There is no universal agreement on all the instances when outing is appropriate, but many LGBT people agree that closeted public people (especially politicians) who are anti-LGBT are fair game.
So it follows that many LGBT people are less comfortable with outing private citizens who are not working against the interests of LGBTs.
The term “outing” has spread from its LGBT origins to mean revealing any intimate truth without consent. HIV status, however, is not only an intimate truth. HIV disease is a medical condition, so there are also legal privacy concerns when outing HIV status.
Going by similar logic from the above, I perhaps can understand risking legal trouble if outing HIV status is done for safety reasons but not when there should be no such safety concerns.
This leads me to a recent front page article in the St. Paul Pioneer Press. “HIV--one more on-the-job risk cops face daily” was the headline:
Four St. Paul police officers had pursued Cary Kenneth Dorsey for hours during a car chase early Tuesday. When the dog caught him, they wrestled the 18-year-old into submission as blood flowed from the open bite wound. Only later did they learn Dorsey is HIV-positive.
Dorsey was a home burglary suspect. One officer in the arrest had an “open wound” and was treated with HIV medication. The other three underwent no treatment.
“Exposure is a risk to officers,” said Sgt. Paul Schnell, spokesman for the St. Paul police. “It’s fairly commonplace that officers get exposed to the full range of blood-borne pathogens in their work.”
However, no workers in Minnesota reportedly have contracted HIV on the job since the state Health Department began collecting information in 1982 on the human immunodeficiency virus, said Luisa Pessoa-Brandao, HIV surveillance coordinator ...
Interesting, isn’t it, that the identity of the officers in the Dorsey arrest would not be released for “medical privacy” yet the suspect’s identity was revealed?
An article in the Minneapolis City Pages most definitely thought so. “Pioneer Press splashes suspect’s HIV status and mugshot across front page” was the headline:
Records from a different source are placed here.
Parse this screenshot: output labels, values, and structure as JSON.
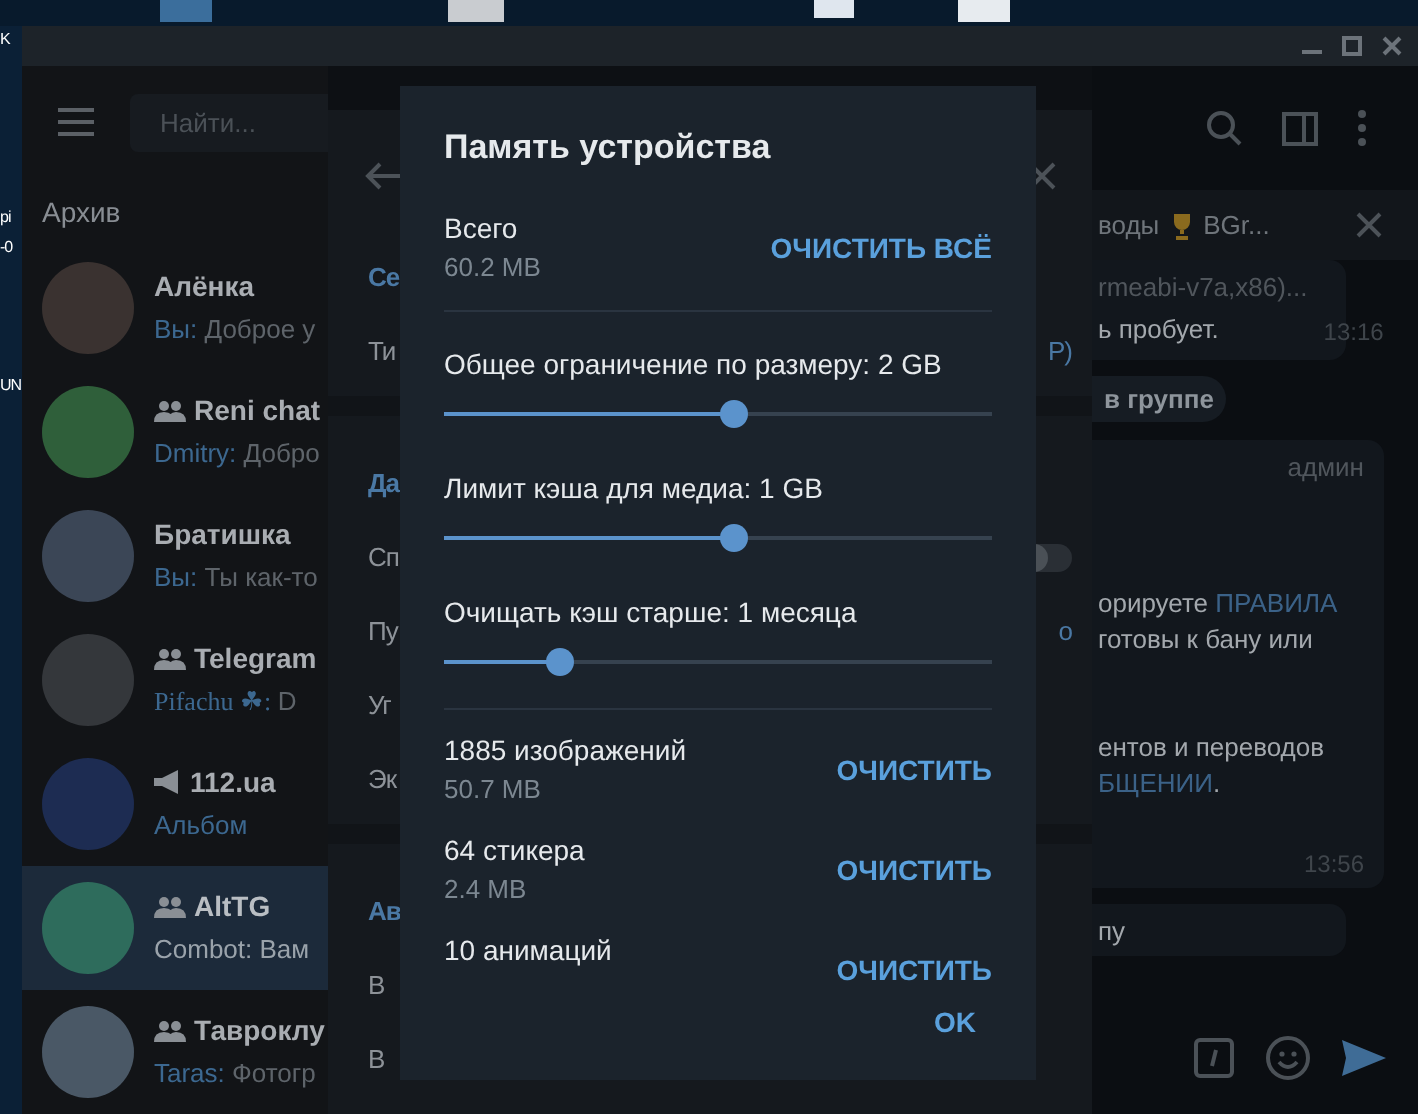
{
  "desktop": {
    "labels": [
      "K",
      "рі",
      "-0",
      "UN"
    ]
  },
  "sidebar": {
    "search": {
      "placeholder": "Найти..."
    },
    "folder_title": "Архив",
    "chats": [
      {
        "name": "Алёнка",
        "kind": "user",
        "sender": "Вы:",
        "preview": "Доброе у",
        "media": false,
        "selected": false
      },
      {
        "name": "Reni chat",
        "kind": "group",
        "sender": "Dmitry:",
        "preview": "Добро",
        "media": false,
        "selected": false
      },
      {
        "name": "Братишка",
        "kind": "user",
        "sender": "Вы:",
        "preview": "Ты как-то",
        "media": false,
        "selected": false
      },
      {
        "name": "Telegram",
        "kind": "group",
        "sender": "Pifachu ☘:",
        "preview": "D",
        "media": false,
        "selected": false
      },
      {
        "name": "112.ua",
        "kind": "channel",
        "preview": "Альбом",
        "media": true,
        "selected": false
      },
      {
        "name": "AltTG",
        "kind": "group",
        "sender": "Combot:",
        "preview": "Вам",
        "media": false,
        "selected": true
      },
      {
        "name": "Тавроклу",
        "kind": "group",
        "sender": "Taras:",
        "preview": "Фотогр",
        "media": false,
        "selected": false
      }
    ]
  },
  "settings_panel": {
    "rows": [
      {
        "kind": "section",
        "label": "Се"
      },
      {
        "kind": "item",
        "label": "Ти",
        "value": "Р)"
      },
      {
        "kind": "section",
        "label": "Да"
      },
      {
        "kind": "toggle",
        "label": "Сп",
        "on": false
      },
      {
        "kind": "item",
        "label": "Пу",
        "value": "о"
      },
      {
        "kind": "item",
        "label": "Уг"
      },
      {
        "kind": "item",
        "label": "Эк"
      },
      {
        "kind": "section",
        "label": "Ав"
      },
      {
        "kind": "item",
        "label": "В"
      },
      {
        "kind": "item",
        "label": "В"
      }
    ]
  },
  "dialog": {
    "title": "Память устройства",
    "total": {
      "label": "Всего",
      "value": "60.2 MB",
      "action": "ОЧИСТИТЬ ВСЁ"
    },
    "sliders": [
      {
        "label": "Общее ограничение по размеру: 2 GB",
        "level": 0.53
      },
      {
        "label": "Лимит кэша для медиа: 1 GB",
        "level": 0.53
      },
      {
        "label": "Очищать кэш старше: 1 месяца",
        "level": 0.21
      }
    ],
    "items": [
      {
        "label": "1885 изображений",
        "size": "50.7 MB",
        "action": "ОЧИСТИТЬ"
      },
      {
        "label": "64 стикера",
        "size": "2.4 MB",
        "action": "ОЧИСТИТЬ"
      },
      {
        "label": "10 анимаций",
        "action": "ОЧИСТИТЬ"
      }
    ],
    "ok": "OK"
  },
  "chat": {
    "pinned": {
      "text": "воды",
      "title": "BGr..."
    },
    "messages": [
      {
        "kind": "bubble",
        "paragraphs": [
          [
            [
              {
                "text": "rmeabi-v7a,x86)...",
                "muted": true
              }
            ],
            [
              {
                "text": "ь пробует."
              }
            ]
          ]
        ],
        "time": "13:16"
      },
      {
        "kind": "service",
        "text": "в группе"
      },
      {
        "kind": "bubble",
        "badge": "админ",
        "paragraphs": [
          [
            [
              {
                "text": "орируете "
              },
              {
                "text": "ПРАВИЛА",
                "link": true
              }
            ],
            [
              {
                "text": "готовы к бану или"
              }
            ]
          ],
          [
            [
              {
                "text": "ентов и переводов"
              }
            ],
            [
              {
                "text": "БЩЕНИИ",
                "link": true
              },
              {
                "text": "."
              }
            ]
          ]
        ],
        "time": "13:56"
      },
      {
        "kind": "bubble",
        "paragraphs": [
          [
            [
              {
                "text": "пу"
              }
            ]
          ]
        ]
      }
    ]
  }
}
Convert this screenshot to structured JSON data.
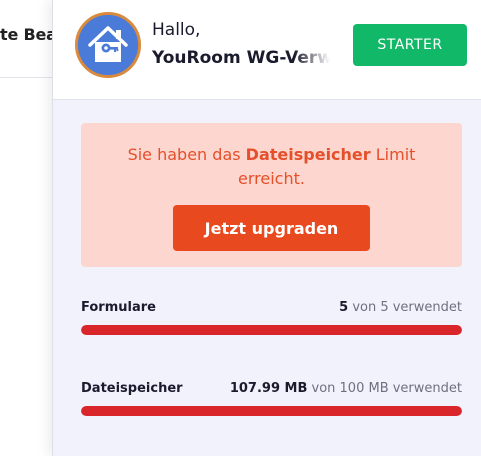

[Was] the suspect’s medical privacy violated in the process?
It would be one thing if the suspect had cut himself and was actively trying to infect officers, but in this case, the guy was bleeding because the police dog had bitten him. Basically, the police created the threat to their health.
It also must be said that the officers were at very low risk, especially if they took basic precautions like wearing rubber gloves ... Did the punishment [having his HIV status revealed] fit the crime?
City Pages asked Kelly McBride from the Poynter Institute to weigh in:
“The one question that I have is, how do they know he’s HIV-positive, because they didn’t cite a source,” McBride says. “I’m assuming it’s the cops that told them, and then the question becomes: What are cops doing releasing that information?” ...
McBride says newspapers no longer shy away from revealing HIV status when it’s crucial for a story. But in this case, she wonders whether the suspect’s name and photograph really needed to be given prominent display.
“The question is: Is there an alternative to identifying the guy?” McBride asks. “The fact that this particular burglar is HIV-positive is not as crucial to the story so much as the fact that they arrested a burglar, he was bit by a dog, and bled all over the cops. It’s not the name that’s important in this case.”
Thom Fladung, the Pioneer Press editor, is quoted as having no qualms about his decision to reveal the suspect’s HIV status:
“I don’t assume having HIV is a mark of shame, any more than having cancer or any other illness,” Fladung says. “The second thing is, newspapers name names. So I approach it from that perspective. We name crime suspects all the time. Why shouldn’t we name this one?”
It’s nice that the editor doesn’t believe HIV is “a mark of shame” and I can appreciate the fact that newspapers name names. What the editor seems to miss is that his decision should not have been based on either of these reasons. The aforementioned moral and legal considerations should have been weighed more heavily.